- **Dataset content**:
-=-=-=-=-
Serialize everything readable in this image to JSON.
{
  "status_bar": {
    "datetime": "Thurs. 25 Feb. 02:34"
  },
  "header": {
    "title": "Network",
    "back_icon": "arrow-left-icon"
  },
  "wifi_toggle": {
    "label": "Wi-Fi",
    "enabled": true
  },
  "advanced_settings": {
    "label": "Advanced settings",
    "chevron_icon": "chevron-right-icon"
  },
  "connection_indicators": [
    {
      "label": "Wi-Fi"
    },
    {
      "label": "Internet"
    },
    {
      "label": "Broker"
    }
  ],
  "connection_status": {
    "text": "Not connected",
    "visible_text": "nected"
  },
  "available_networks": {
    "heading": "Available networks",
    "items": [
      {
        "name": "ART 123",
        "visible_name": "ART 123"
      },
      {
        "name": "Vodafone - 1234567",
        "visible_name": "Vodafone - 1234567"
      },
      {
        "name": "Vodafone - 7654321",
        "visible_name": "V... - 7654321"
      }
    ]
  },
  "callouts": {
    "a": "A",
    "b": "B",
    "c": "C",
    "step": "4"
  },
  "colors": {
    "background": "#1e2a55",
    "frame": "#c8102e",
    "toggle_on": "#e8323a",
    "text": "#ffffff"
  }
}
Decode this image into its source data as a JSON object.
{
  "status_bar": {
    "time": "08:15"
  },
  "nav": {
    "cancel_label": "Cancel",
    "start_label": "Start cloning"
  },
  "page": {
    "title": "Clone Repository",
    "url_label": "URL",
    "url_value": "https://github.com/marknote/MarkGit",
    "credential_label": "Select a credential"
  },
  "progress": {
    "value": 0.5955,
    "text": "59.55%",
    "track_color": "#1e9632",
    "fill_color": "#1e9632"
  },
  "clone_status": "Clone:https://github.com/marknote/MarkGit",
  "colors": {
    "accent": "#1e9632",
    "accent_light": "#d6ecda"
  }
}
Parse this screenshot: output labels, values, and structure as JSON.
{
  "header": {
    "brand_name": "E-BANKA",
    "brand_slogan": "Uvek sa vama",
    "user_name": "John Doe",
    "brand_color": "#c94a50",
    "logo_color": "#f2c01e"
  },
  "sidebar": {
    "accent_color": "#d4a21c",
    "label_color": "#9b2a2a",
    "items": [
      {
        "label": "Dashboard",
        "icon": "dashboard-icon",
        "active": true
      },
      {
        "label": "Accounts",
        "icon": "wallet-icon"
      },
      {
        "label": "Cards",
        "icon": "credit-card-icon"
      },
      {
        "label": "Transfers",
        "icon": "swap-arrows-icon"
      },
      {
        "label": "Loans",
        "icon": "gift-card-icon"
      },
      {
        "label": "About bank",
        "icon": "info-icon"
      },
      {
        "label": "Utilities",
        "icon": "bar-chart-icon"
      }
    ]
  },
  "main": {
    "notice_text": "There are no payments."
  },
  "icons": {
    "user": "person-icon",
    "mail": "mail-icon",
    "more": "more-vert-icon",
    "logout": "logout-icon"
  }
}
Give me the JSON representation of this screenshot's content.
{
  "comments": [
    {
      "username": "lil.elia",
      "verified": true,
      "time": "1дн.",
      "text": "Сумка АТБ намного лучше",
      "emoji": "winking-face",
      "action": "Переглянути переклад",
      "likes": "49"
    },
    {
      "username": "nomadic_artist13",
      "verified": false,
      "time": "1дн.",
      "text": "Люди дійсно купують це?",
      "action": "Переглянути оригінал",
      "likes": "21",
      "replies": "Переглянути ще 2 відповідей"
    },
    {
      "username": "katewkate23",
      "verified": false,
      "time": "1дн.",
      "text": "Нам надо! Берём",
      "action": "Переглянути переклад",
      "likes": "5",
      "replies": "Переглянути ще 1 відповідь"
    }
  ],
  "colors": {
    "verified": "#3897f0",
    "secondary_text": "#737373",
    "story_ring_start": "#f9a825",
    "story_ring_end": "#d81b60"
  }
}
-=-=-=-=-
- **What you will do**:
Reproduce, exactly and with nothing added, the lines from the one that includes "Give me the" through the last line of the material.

- **Exercise response**:
Give me the JSON representation of this screenshot's content.
{
  "comments": [
    {
      "username": "lil.elia",
      "verified": true,
      "time": "1дн.",
      "text": "Сумка АТБ намного лучше",
      "emoji": "winking-face",
      "action": "Переглянути переклад",
      "likes": "49"
    },
    {
      "username": "nomadic_artist13",
      "verified": false,
      "time": "1дн.",
      "text": "Люди дійсно купують це?",
      "action": "Переглянути оригінал",
      "likes": "21",
      "replies": "Переглянути ще 2 відповідей"
    },
    {
      "username": "katewkate23",
      "verified": false,
      "time": "1дн.",
      "text": "Нам надо! Берём",
      "action": "Переглянути переклад",
      "likes": "5",
      "replies": "Переглянути ще 1 відповідь"
    }
  ],
  "colors": {
    "verified": "#3897f0",
    "secondary_text": "#737373",
    "story_ring_start": "#f9a825",
    "story_ring_end": "#d81b60"
  }
}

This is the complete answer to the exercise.